_WHAT THE TASK REQUIRES_
Scan the entries below. Return every line that includes "JSON".

_Items from an interface collection_
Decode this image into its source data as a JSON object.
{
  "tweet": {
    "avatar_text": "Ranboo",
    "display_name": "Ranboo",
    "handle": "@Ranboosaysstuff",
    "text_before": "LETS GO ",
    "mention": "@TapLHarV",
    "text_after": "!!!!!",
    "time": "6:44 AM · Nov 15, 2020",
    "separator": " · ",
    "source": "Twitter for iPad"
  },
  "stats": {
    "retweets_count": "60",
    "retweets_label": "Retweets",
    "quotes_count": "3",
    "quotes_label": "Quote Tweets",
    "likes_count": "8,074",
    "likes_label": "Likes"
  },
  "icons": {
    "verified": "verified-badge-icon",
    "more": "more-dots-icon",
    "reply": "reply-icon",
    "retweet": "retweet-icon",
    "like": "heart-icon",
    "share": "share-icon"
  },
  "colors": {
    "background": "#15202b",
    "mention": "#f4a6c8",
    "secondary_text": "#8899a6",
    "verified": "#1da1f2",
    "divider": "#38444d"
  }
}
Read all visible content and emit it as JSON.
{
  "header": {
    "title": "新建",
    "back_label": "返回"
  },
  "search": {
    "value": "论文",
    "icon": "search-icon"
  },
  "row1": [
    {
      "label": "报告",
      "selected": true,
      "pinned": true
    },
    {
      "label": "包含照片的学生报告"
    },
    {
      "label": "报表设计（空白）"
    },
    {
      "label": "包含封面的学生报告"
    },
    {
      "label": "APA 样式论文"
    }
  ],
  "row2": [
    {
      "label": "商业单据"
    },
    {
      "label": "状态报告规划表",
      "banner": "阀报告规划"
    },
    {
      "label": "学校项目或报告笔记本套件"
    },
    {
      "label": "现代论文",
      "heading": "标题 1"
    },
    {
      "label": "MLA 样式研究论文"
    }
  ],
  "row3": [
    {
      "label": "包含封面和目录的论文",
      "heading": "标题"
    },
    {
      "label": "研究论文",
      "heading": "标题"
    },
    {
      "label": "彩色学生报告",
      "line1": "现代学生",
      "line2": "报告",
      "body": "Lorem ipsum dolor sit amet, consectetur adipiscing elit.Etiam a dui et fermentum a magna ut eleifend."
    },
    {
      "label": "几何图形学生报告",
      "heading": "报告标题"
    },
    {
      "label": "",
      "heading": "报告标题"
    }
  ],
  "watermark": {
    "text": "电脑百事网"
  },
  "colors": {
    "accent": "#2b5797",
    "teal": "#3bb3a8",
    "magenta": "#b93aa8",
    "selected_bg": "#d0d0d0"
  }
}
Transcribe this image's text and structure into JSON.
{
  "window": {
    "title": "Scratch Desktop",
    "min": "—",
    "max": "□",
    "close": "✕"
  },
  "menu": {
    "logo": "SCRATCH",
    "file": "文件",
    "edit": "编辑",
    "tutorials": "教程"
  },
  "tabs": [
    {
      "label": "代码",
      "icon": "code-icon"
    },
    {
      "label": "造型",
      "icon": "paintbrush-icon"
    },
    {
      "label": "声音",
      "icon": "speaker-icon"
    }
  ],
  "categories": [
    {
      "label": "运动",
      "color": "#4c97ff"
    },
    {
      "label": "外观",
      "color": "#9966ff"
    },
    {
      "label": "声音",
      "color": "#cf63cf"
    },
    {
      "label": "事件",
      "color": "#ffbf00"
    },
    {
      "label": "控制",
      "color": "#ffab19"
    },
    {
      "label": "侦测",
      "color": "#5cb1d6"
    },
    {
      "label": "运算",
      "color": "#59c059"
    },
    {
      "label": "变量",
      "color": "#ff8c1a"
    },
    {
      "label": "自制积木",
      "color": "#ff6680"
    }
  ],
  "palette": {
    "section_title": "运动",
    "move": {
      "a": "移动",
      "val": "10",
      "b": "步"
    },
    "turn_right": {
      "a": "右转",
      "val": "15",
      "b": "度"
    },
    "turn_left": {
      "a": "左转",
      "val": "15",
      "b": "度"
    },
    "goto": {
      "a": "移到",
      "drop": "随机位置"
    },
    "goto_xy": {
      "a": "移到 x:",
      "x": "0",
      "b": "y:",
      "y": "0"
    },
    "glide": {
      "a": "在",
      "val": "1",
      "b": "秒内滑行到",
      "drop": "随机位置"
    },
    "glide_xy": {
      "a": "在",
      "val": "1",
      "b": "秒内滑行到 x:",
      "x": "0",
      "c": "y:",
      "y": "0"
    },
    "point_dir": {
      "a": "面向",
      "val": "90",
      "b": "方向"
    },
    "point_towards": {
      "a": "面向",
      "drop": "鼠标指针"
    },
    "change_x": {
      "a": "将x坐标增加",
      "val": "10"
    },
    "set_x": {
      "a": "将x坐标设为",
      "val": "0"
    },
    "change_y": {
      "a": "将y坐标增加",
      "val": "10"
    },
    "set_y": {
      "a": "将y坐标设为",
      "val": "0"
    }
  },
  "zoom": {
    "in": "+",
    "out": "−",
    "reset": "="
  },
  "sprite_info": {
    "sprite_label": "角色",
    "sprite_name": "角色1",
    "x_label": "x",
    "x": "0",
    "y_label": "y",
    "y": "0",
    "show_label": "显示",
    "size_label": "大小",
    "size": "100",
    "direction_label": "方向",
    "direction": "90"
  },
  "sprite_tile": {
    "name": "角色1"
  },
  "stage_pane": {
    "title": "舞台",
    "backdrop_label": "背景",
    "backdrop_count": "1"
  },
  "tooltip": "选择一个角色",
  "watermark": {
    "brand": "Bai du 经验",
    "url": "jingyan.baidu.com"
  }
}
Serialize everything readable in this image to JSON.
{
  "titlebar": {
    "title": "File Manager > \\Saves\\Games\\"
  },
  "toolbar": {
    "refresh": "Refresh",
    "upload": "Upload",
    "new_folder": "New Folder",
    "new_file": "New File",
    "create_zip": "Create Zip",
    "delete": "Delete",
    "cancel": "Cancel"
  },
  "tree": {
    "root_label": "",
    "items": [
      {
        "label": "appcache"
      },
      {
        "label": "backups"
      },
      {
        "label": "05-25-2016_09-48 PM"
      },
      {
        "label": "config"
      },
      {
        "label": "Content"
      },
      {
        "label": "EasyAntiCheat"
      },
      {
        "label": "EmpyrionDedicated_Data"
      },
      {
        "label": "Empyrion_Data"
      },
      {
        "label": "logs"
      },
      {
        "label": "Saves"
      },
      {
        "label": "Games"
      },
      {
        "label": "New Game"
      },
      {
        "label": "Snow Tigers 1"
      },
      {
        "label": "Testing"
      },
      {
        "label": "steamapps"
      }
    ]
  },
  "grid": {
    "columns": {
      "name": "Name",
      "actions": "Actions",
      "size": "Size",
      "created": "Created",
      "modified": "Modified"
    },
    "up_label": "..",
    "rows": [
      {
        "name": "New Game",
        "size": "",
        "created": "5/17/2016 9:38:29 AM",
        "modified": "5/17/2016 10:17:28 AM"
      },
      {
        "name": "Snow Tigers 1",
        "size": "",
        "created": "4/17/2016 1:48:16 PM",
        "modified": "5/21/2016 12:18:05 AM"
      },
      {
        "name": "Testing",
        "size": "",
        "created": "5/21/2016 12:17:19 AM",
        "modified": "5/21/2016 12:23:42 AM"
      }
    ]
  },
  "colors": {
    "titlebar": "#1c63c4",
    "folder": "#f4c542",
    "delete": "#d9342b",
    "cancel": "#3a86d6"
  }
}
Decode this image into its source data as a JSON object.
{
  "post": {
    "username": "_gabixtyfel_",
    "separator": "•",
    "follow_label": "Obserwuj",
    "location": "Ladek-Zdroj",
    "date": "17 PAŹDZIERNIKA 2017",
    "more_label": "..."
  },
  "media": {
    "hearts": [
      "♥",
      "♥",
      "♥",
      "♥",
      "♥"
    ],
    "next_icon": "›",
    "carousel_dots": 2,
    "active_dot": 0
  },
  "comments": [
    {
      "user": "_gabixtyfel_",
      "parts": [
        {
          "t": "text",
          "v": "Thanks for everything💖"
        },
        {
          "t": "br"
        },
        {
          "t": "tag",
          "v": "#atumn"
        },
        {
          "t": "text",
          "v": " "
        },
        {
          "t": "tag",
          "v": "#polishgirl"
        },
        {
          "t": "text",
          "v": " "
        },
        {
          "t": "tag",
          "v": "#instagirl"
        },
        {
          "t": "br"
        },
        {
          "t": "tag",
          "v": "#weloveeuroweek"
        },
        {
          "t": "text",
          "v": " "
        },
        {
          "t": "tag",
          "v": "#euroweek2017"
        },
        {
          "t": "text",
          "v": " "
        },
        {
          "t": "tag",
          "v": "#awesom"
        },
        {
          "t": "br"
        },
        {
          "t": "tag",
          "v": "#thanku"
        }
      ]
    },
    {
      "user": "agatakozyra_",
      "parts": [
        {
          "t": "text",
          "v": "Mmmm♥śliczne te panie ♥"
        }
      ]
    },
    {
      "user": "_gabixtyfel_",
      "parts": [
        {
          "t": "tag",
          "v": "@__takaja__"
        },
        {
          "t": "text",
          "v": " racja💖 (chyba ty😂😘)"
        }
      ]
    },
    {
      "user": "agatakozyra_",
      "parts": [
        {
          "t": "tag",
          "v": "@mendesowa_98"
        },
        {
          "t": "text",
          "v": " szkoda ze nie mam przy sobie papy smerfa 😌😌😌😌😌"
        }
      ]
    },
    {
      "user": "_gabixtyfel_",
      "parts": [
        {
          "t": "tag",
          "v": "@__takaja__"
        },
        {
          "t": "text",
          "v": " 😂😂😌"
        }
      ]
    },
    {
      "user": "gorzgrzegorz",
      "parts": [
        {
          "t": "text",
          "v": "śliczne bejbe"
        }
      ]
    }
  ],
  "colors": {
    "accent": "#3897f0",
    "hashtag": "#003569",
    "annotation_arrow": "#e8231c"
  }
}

_ANSWER SECTION_
Decode this image into its source data as a JSON object.
Read all visible content and emit it as JSON.
Transcribe this image's text and structure into JSON.
Serialize everything readable in this image to JSON.
Decode this image into its source data as a JSON object.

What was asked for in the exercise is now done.